POSTPONED - Up Cherhill Down and Down Ranscombe bottom
18 people attending
7 places left
This walk explores part of the downland which lies north of Devizes and Pewsey. It is an area of sparse population deep ridged Hills and much evidence of early human settlement. The route takes us over Morgan's Hill and Cherhill passing the monument and nearby White Horse hill carving, and returns along Ranscombe bottom.
The Cherhill White Horse is the second oldest of the Wiltshire horses. It is situated just below the earthwork known as Oldbury Castle. Very well placed high on a steep slope, the horse is easily visible from a great distance. It is the work of a Dr Christopher Alsop of Calne, sometimes referred to as "the mad doctor". He is said to have directed the marking out of the horse from a distance, calling instructions through a megaphone.
The Cherhill Monument, is a 38 metre stone obelisk erected in 1845, and stands atop of Oldbury Castle, which is a simple Bronze Age enclosure (1000BC) that was extended and developed into a hill fort in the Iron Age (500-100BC). Survey work carried out in 1996 revealed up to 20 circular features thought to be the remains of Iron Age timber round houses within the hill fort. These features, together with archaeological finds of animal bones, pottery and a weaving comb, all provide evidence that it was inhabited over 2000 years ago..

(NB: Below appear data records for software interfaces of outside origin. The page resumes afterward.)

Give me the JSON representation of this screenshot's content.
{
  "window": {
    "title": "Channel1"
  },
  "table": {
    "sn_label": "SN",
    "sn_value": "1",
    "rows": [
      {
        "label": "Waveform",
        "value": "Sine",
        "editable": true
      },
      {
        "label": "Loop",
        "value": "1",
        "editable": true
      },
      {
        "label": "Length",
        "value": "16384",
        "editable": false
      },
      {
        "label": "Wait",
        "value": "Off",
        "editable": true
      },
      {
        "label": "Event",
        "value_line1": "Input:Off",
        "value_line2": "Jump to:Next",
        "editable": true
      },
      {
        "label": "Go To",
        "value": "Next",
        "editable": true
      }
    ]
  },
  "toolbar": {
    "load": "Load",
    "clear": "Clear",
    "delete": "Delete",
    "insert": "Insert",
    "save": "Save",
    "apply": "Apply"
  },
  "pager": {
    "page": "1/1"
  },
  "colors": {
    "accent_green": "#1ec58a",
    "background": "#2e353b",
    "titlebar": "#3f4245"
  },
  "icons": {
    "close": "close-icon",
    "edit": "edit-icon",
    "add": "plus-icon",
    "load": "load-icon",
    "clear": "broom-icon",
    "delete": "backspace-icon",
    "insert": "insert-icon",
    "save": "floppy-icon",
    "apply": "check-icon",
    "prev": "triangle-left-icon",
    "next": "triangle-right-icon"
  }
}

Photo credits AndyM except where indicated
Dogs are welcome to join us on this event but we do ask the following:
Please appreciate the fact that not everyone is a dog owner or lover- especially when we stop to eat
Please ensure you adhere to the Countryside Code at all times - see (Keeping Dogs Under Effective Control)

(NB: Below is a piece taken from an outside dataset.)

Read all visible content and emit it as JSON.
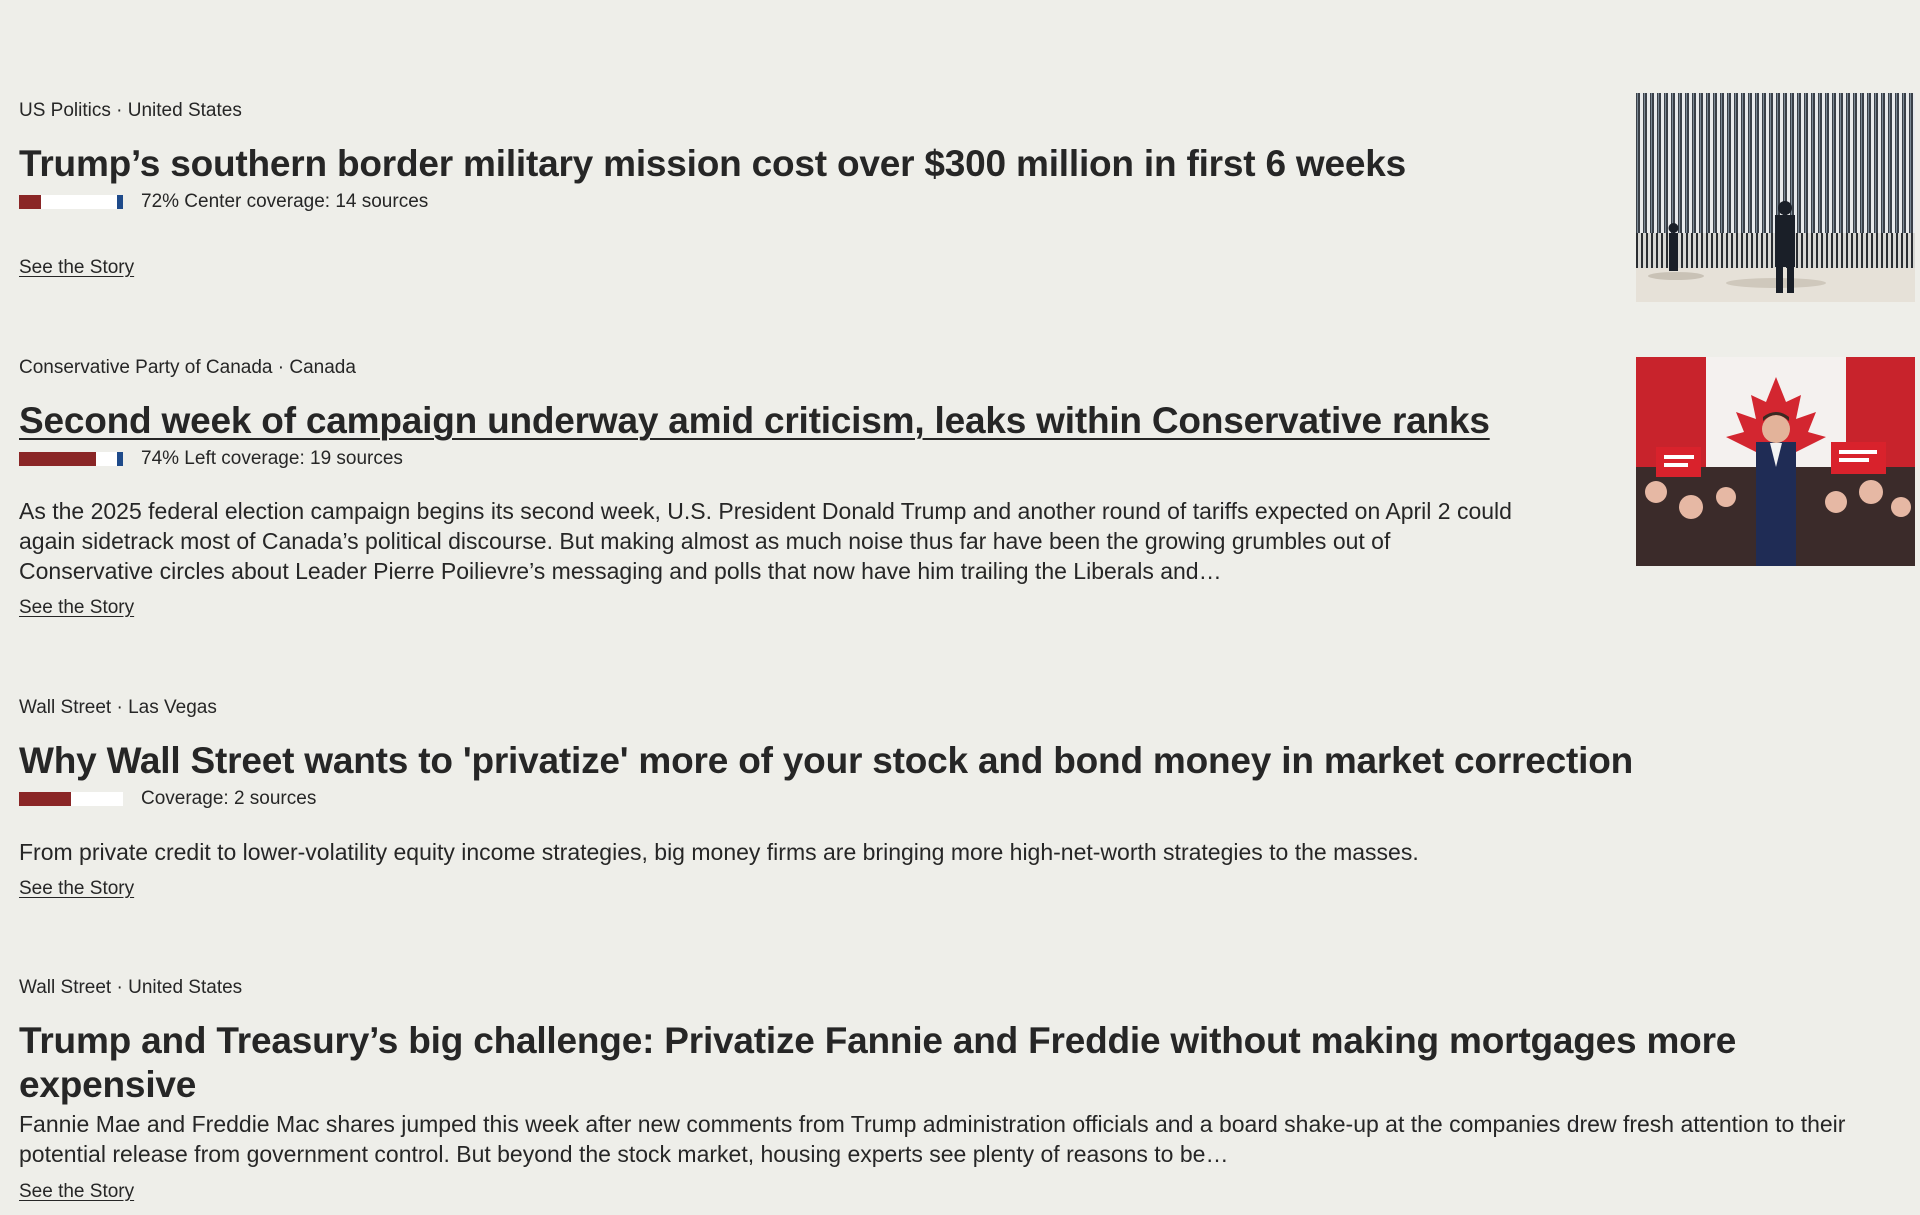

If your dog is uncontrolled and strays in open land frightening other animals or livestock, the leader is supported by the OutdoorLads board of trustees to ask you to leave the event as this is not acceptable behaviour
We cannot guarantee that this route is dog friendly - there may be styles to carry your dog across.
Your dog needs to have the stamina to keep up with the group. This may be an issue on hot days.
What to bring
Water: bring plenty
Medicines: if you have hay fever, diabetes, minor ailments etc.
Day rucksack: typically 20-30 litres, they are comfortable to wear and allow you to use your arms freely
Boots: waterproof and breathable and designed for hiking
Socks: proper walking socks will keep your feet dry and help prevent blisters
Layered clothing: lets you quickly adapt to changes in the weather and body temperature. Go for a base layer (vest or t-shirt) and a mid layer (a micro fleece or shirt) and in cooler weather add an outer layer (a windproof jacket or thick fleece)
Trousers: ideally no jeans as they become heavy and cold in the rain, breathable fabrics are more comfortable and dry and on warm days shorts are OK
Waterproof jacket: essential when hiking in all but the calmest of weather, breathable fabrics are more comfortable and dry
Hat or cap: stay warm in winter and shaded in summer
Sunglasses: for any sunny day, even in winter
Sun cream: can be useful even on cloudy and winter days
Snacks: bring biscuits, energy bars, gels, bananas, chocolate or dried fruit for example and put them somewhere easy to get hold of
Lunch: bring a packed lunch unless otherwise stated
Food & drink
Important! Bring a packed lunch and some water / soft drink for this walk. We don't pass anywhere that sells anything!